Between 1830 and 1930 over nine million emigrants sailed from Liverpool bound for a new life in the New World of the United States, Canada, Australia and South Africa. For much of this period Liverpool was by far the most important port of departure for emigrants from Europe largely because by 1830, she already had well-established trans-Atlantic links essentially in the import of cotton and timber. Liverpool was also well placed to receive the many emigrants from the countries of North Western Europe. Irish emigrants first crossed to Liverpool by steamship, while Scandinavians and Russians/Poles crossed the North Sea to Hull and travelled to Liverpool by train. Liverpool’s share of the emigrant trade began to decline from the late nineteenth century as emigrants increasingly came from the countries of southern and eastern Europe. Some passed through Liverpool, but more sailed from the nearer German and Italian ports.

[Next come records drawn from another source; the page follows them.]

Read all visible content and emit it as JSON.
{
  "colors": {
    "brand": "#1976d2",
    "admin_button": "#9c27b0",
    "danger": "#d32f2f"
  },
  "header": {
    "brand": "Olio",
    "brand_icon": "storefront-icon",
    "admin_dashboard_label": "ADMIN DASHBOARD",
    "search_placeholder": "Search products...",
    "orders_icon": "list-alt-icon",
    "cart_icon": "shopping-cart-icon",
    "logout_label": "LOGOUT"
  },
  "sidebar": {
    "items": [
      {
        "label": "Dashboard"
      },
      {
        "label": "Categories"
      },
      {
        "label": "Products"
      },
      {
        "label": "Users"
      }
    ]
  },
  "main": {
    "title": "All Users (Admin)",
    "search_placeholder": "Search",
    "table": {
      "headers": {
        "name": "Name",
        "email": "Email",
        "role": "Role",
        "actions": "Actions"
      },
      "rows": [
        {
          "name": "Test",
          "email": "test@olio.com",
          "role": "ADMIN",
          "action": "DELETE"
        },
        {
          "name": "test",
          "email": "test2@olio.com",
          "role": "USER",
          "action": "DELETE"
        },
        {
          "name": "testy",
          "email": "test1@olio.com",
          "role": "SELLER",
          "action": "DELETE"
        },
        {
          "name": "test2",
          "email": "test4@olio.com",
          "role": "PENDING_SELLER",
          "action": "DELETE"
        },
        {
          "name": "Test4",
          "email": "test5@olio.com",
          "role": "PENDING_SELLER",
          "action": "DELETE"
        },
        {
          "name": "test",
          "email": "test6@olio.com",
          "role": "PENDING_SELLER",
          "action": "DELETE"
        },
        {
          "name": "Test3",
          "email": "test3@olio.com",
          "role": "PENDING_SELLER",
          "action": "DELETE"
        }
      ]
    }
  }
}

There were three main motives for emigration. Some of the emigrants were fleeing from the hardships of poverty and unemployment; this was particularly applicable to the 1,250,000 Irish who emigrated between 1845 and 1851 as a result of the potato famine. For Russian and Polish Jews, emigration was a way of escaping from political and religious persecution. Other emigrants were not suffering the hardships of poverty or the terror of persecution but were attracted by the possibility of a higher standard of living.
Most emigrants usually spent between one and ten days waiting for their ship in a Liverpool lodging house. In the mid-nineteenth century emigrants passing through Liverpool were liable to harassment and fraud by local confidence tricksters, who became known as ‘runners’. Runners frequently snatched the emigrants’ luggage and would only return it if the emigrant paid a large fee. In the late 1840s and 1850s, lodging houses were often inhospitable, dirty and overcrowded.
Until the early 1860, most emigrants left Liverpool on a sailing ship, and the voyage to Australia would take about 3- 4 months. Most emigrants travelled in the cheapest class of accommodation, known as the steerage. This was similar to a dormitory with bunks down the sides and tables in the centre. It was frequently overcrowded with poor ventilation. Emigrating in a sailing ship could be unpleasant, particularly during a storm; it was only better in degree in the early days of steamships! Diseases such as cholera and typhus frequently reached epidemic proportions as infection spread through the confined decks. Scores of emigrants died on this account.
The 1855 Passenger Act helped to improve conditions, laying down minimum standards for rations, space and sanitation. From the 1860’s the situation began to improve as steam started to replace sail, and the steamship companies started to look after emigrants during their stay in Liverpool, with their representatives meeting the emigrants on arrival in Liverpool.
The emigrants were taken to lodging houses which were frequently owned by the steamship companies, but delays still occurred and there continued to be complaints about treatment in Liverpool even in the early 20th century.
No permission, passport or application form was necessary in order to emigrate from Great Britain or Ireland in the 19th century. Only when financial assistance, from or via the government, was required, did forms of application have to be completed.
Some further reading:
Aided Immigration from Britain to South Africa 1857 – 1867 by Esme Bull
Cornish Immigrant to South Africa by Graham Dickason
Roll of the British Settlers in South Africa by E. Morse-Jones
The Story of the British Settlers of 1820 by H.E. Hockley
British Residents at the Cape, 1795 – 1819. by Peter Philip